(C) Only use fasteners specifically made for a given tool.

(d) Operating requirements.

(A) Before using a tool, inspect it to see that it is clean, all moving parts operate freely and that the barrel is free of obstruction.

(B) When a tool develops a defect during use, immediately stop using it.

(C) Do not load tools until just prior to the intended firing time. Do not point loaded or empty tools at anyone.

(D) Do not leave loaded tools unattended.

(E) If the tool misfires, hold it in the operating position for at least 30 seconds. Then try to operate the tool a second time. Wait another 30 seconds with the tool in the operating position. If it still does not fire remove the explosive load according to the manufacturer's instructions.

(F) Do not leave tools unattended where they are available to unauthorized persons.

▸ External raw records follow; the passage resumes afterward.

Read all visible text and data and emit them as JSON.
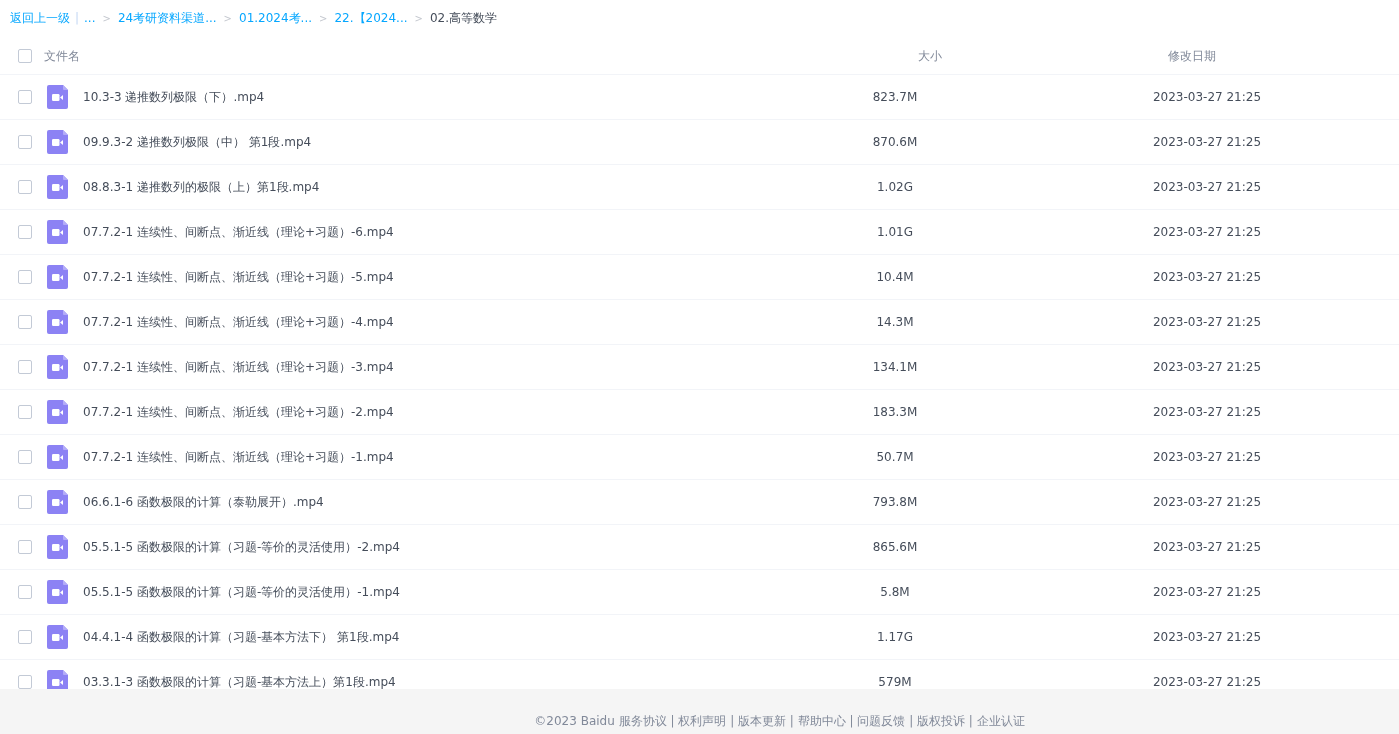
{
  "breadcrumb": [
    {
      "kind": "link",
      "text": "返回上一级"
    },
    {
      "kind": "divider",
      "text": "|"
    },
    {
      "kind": "link",
      "text": "..."
    },
    {
      "kind": "sep",
      "text": ">"
    },
    {
      "kind": "link",
      "text": "24考研资料渠道..."
    },
    {
      "kind": "sep",
      "text": ">"
    },
    {
      "kind": "link",
      "text": "01.2024考..."
    },
    {
      "kind": "sep",
      "text": ">"
    },
    {
      "kind": "link",
      "text": "22.【2024..."
    },
    {
      "kind": "sep",
      "text": ">"
    },
    {
      "kind": "current",
      "text": "02.高等数学"
    }
  ],
  "table": {
    "select_all": {
      "checked": false
    },
    "columns": [
      "文件名",
      "大小",
      "修改日期"
    ],
    "rows": [
      {
        "selected": false,
        "name": "10.3-3 递推数列极限（下）.mp4",
        "size": "823.7M",
        "date": "2023-03-27 21:25"
      },
      {
        "selected": false,
        "name": "09.9.3-2 递推数列极限（中） 第1段.mp4",
        "size": "870.6M",
        "date": "2023-03-27 21:25"
      },
      {
        "selected": false,
        "name": "08.8.3-1 递推数列的极限（上）第1段.mp4",
        "size": "1.02G",
        "date": "2023-03-27 21:25"
      },
      {
        "selected": false,
        "name": "07.7.2-1 连续性、间断点、渐近线（理论+习题）-6.mp4",
        "size": "1.01G",
        "date": "2023-03-27 21:25"
      },
      {
        "selected": false,
        "name": "07.7.2-1 连续性、间断点、渐近线（理论+习题）-5.mp4",
        "size": "10.4M",
        "date": "2023-03-27 21:25"
      },
      {
        "selected": false,
        "name": "07.7.2-1 连续性、间断点、渐近线（理论+习题）-4.mp4",
        "size": "14.3M",
        "date": "2023-03-27 21:25"
      },
      {
        "selected": false,
        "name": "07.7.2-1 连续性、间断点、渐近线（理论+习题）-3.mp4",
        "size": "134.1M",
        "date": "2023-03-27 21:25"
      },
      {
        "selected": false,
        "name": "07.7.2-1 连续性、间断点、渐近线（理论+习题）-2.mp4",
        "size": "183.3M",
        "date": "2023-03-27 21:25"
      },
      {
        "selected": false,
        "name": "07.7.2-1 连续性、间断点、渐近线（理论+习题）-1.mp4",
        "size": "50.7M",
        "date": "2023-03-27 21:25"
      },
      {
        "selected": false,
        "name": "06.6.1-6 函数极限的计算（泰勒展开）.mp4",
        "size": "793.8M",
        "date": "2023-03-27 21:25"
      },
      {
        "selected": false,
        "name": "05.5.1-5 函数极限的计算（习题-等价的灵活使用）-2.mp4",
        "size": "865.6M",
        "date": "2023-03-27 21:25"
      },
      {
        "selected": false,
        "name": "05.5.1-5 函数极限的计算（习题-等价的灵活使用）-1.mp4",
        "size": "5.8M",
        "date": "2023-03-27 21:25"
      },
      {
        "selected": false,
        "name": "04.4.1-4 函数极限的计算（习题-基本方法下） 第1段.mp4",
        "size": "1.17G",
        "date": "2023-03-27 21:25"
      },
      {
        "selected": false,
        "name": "03.3.1-3 函数极限的计算（习题-基本方法上）第1段.mp4",
        "size": "579M",
        "date": "2023-03-27 21:25"
      }
    ]
  },
  "footer": "©2023 Baidu 服务协议 | 权利声明 | 版本更新 | 帮助中心 | 问题反馈 | 版权投诉 | 企业认证"
}
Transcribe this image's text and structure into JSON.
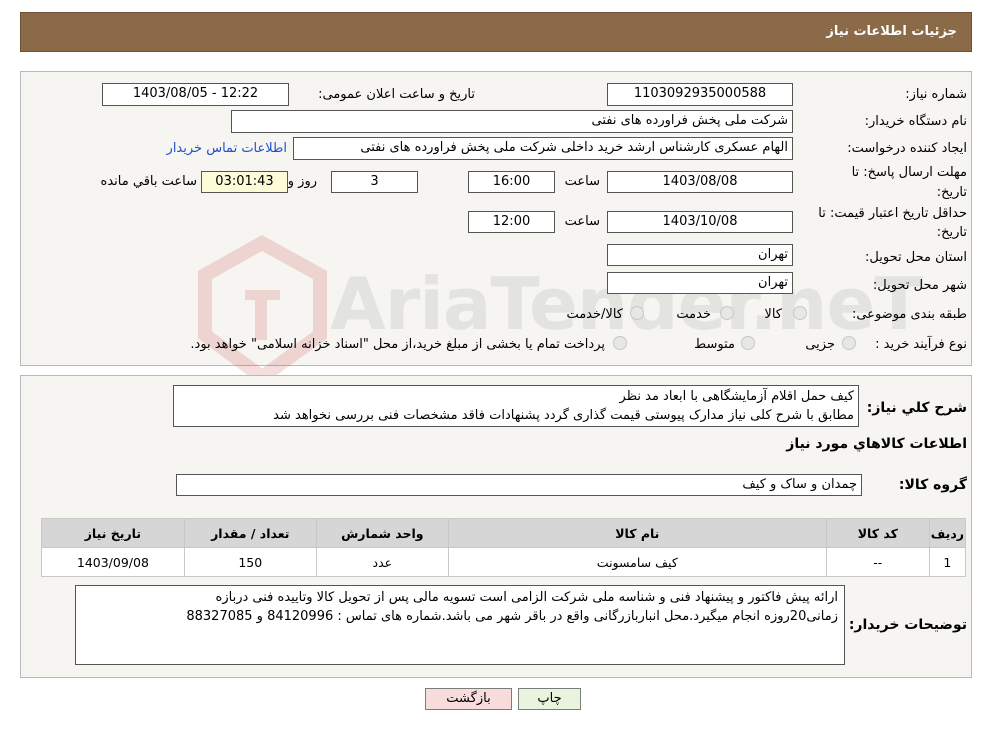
{
  "header": {
    "title": "جزئیات اطلاعات نیاز"
  },
  "fields": {
    "need_number_label": "شماره نیاز:",
    "need_number": "1103092935000588",
    "announce_label": "تاریخ و ساعت اعلان عمومی:",
    "announce_value": "1403/08/05 - 12:22",
    "buyer_org_label": "نام دستگاه خریدار:",
    "buyer_org": "شرکت ملی پخش فراورده های نفتی",
    "creator_label": "ایجاد کننده درخواست:",
    "creator": "الهام عسکری کارشناس ارشد خرید داخلی شرکت ملی پخش فراورده های نفتی",
    "contact_link": "اطلاعات تماس خریدار",
    "deadline_label_1": "مهلت ارسال پاسخ: تا",
    "deadline_label_2": "تاریخ:",
    "deadline_date": "1403/08/08",
    "time_label": "ساعت",
    "deadline_time": "16:00",
    "days_value": "3",
    "days_label": "روز و",
    "remaining_time": "03:01:43",
    "remaining_label": "ساعت باقي مانده",
    "price_label_1": "حداقل تاریخ اعتبار قیمت: تا",
    "price_label_2": "تاریخ:",
    "price_date": "1403/10/08",
    "price_time": "12:00",
    "province_label": "استان محل تحویل:",
    "province": "تهران",
    "city_label": "شهر محل تحویل:",
    "city": "تهران",
    "category_label": "طبقه بندی موضوعی:",
    "category_options": [
      "کالا",
      "خدمت",
      "کالا/خدمت"
    ],
    "process_label": "نوع فرآیند خرید :",
    "process_options": [
      "جزیی",
      "متوسط"
    ],
    "process_note": "پرداخت تمام یا بخشی از مبلغ خرید،از محل \"اسناد خزانه اسلامی\" خواهد بود."
  },
  "description": {
    "label": "شرح کلي نیاز:",
    "line1": "کیف حمل اقلام آزمایشگاهی با ابعاد مد نظر",
    "line2": "مطابق با شرح کلی نیاز مدارک پیوستی قیمت گذاری گردد پشنهادات فاقد مشخصات فنی بررسی نخواهد شد"
  },
  "goods": {
    "section_title": "اطلاعات کالاهاي مورد نیاز",
    "group_label": "گروه کالا:",
    "group_value": "چمدان و ساک و کیف",
    "columns": [
      "رديف",
      "کد کالا",
      "نام کالا",
      "واحد شمارش",
      "تعداد / مقدار",
      "تاریخ نیاز"
    ],
    "rows": [
      [
        "1",
        "--",
        "کیف سامسونت",
        "عدد",
        "150",
        "1403/09/08"
      ]
    ]
  },
  "buyer_notes": {
    "label": "توضیحات خریدار:",
    "line1": "ارائه پیش فاکتور و پیشنهاد فنی و شناسه ملی شرکت الزامی است تسویه مالی پس از تحویل کالا وتاییده فنی دربازه",
    "line2": "زمانی20روزه انجام میگیرد.محل انبارباز‌رگانی واقع در باقر شهر می باشد.شماره های تماس : 84120996 و 88327085"
  },
  "buttons": {
    "print": "چاپ",
    "back": "بازگشت"
  },
  "watermark": {
    "text": "AriaTender.neT"
  },
  "colors": {
    "header_bg": "#8b6a48",
    "link": "#2050d0",
    "back_button": "#f8dcdc",
    "print_button": "#e8f4dd"
  }
}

(G) Do not drive fasteners into very hard or brittle materials like cast iron, glazed tile, surface-hardened steel, glass block, face brick or hollow tile.

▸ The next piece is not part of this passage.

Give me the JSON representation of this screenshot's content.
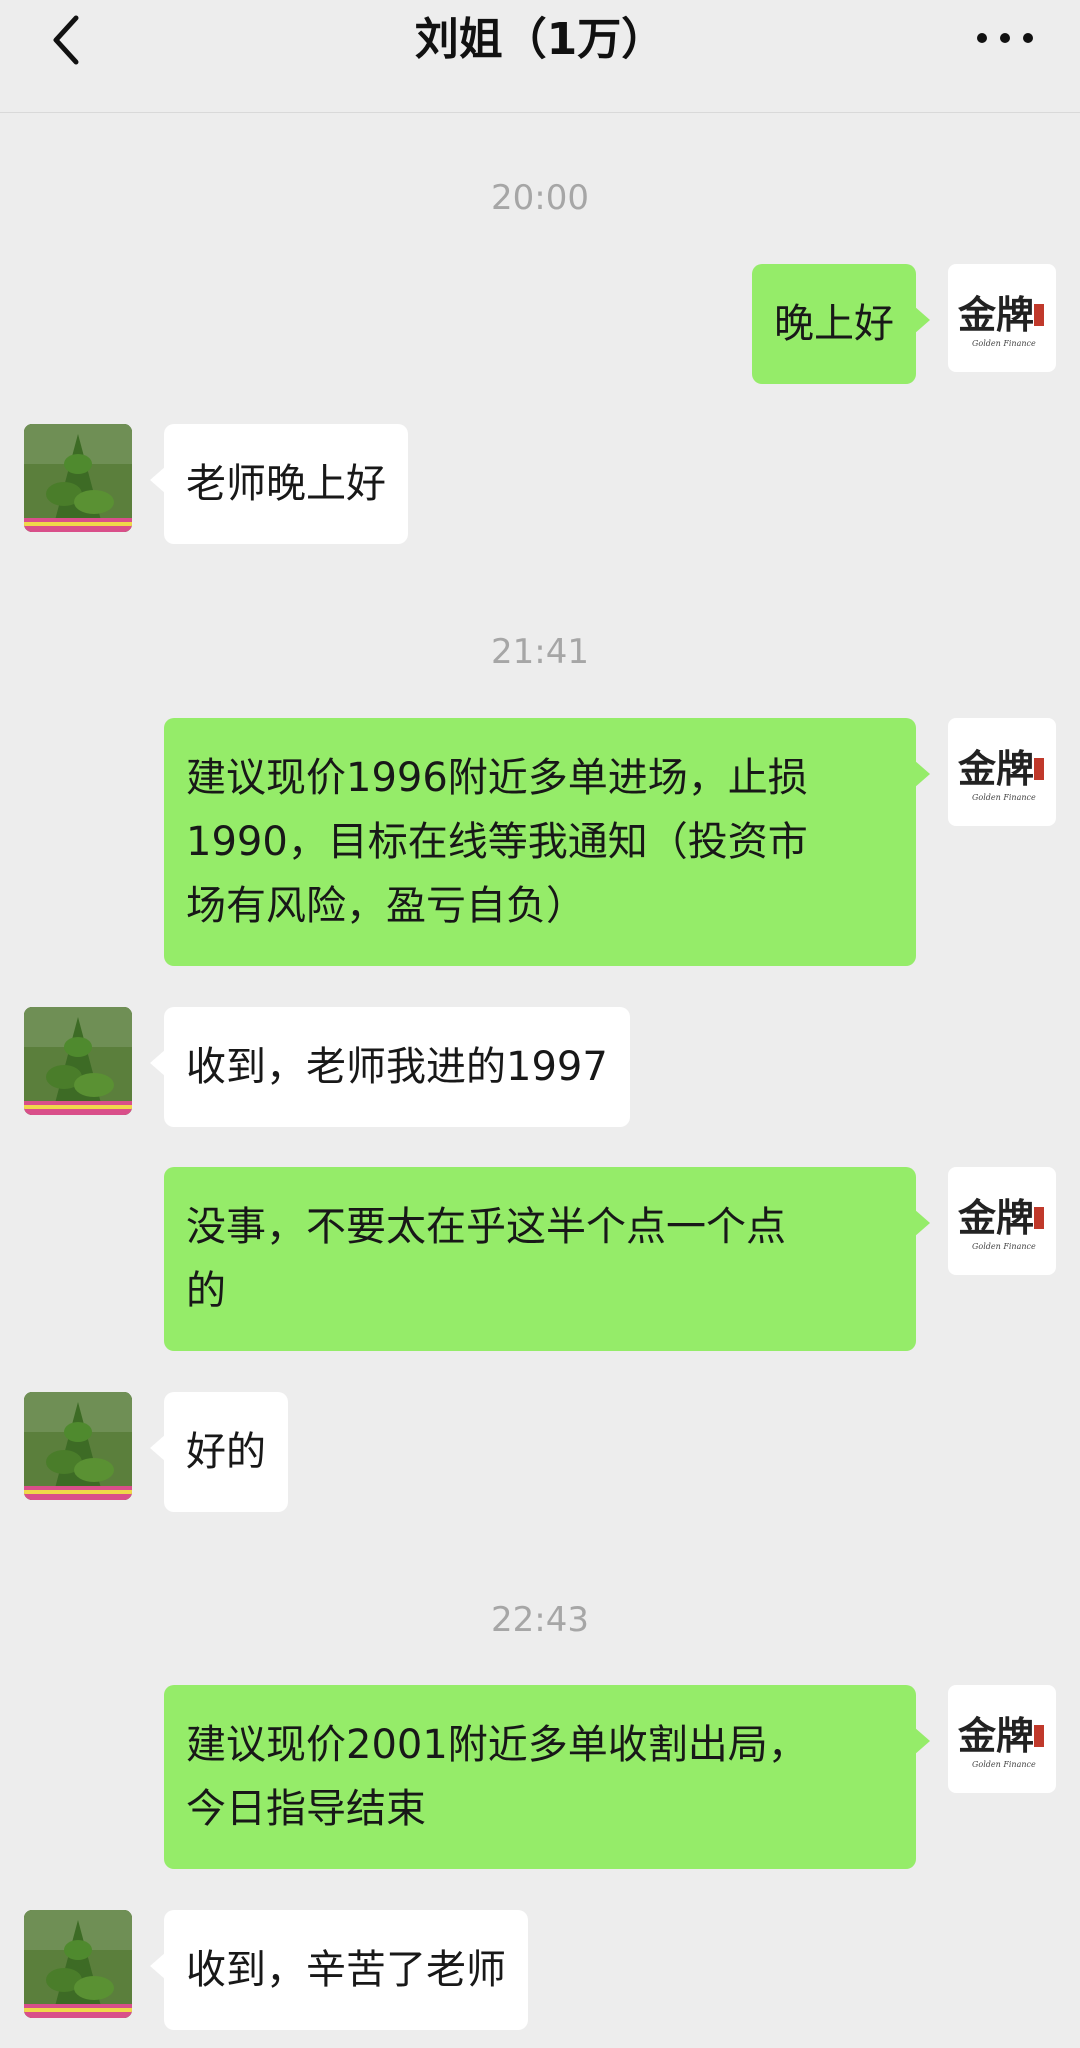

(H) Do not drive fasteners into soft materials so that the projectile could exit the other side:

(i) Do not drive fasteners directly into materials such as brick or concrete closer than 3 inches from the unsupported edge or corner or into steel surfaces closer than 1/2-inch from the unsupported edge or corner, unless the tool has a special guard. (Exception: Low-velocity tools may drive no closer than 2 inches from an edge in concrete or 1/4-inch in steel.)

(ii) When fastening other materials, such as a 2-inch by 4-inch wood section to a concrete surface, it is permissible to drive a fastener of no greater than 7/32-inch shank diameter not closer than 2 inches from the unsupported edge or corner of the work surface.

(J) Do not drive fasteners through existing holes unless you use a positive guide for accurate alignment.

(K) Do not drive a fastener into a spalled area caused by an unsatisfactory fastening.

(L) Do not use explosive actuated tools in an explosive or flammable atmosphere.

(M) Use all tools with the correct shield, guard or attachment recommended by the manufacturer.

(N) Take damaged or defective tools out of service. Inspect tools at regular intervals and repair them according to the manufacturer's specifications.

(OSHA 4-1998, f. 8-28-98, cert. ef. 10-1-98; OSHA 9-2006, f. & cert. ef. 9-22-06; OSHA 7-2008, f. & cert. ef. 5-30-08)

Figures referenced are available from the agency.

Stat. Auth.: ORS 654.025(2) & 656.726(4)

Stats. Implemented: ORS 654.001 - 654.295

The following state regulations pages link to this page.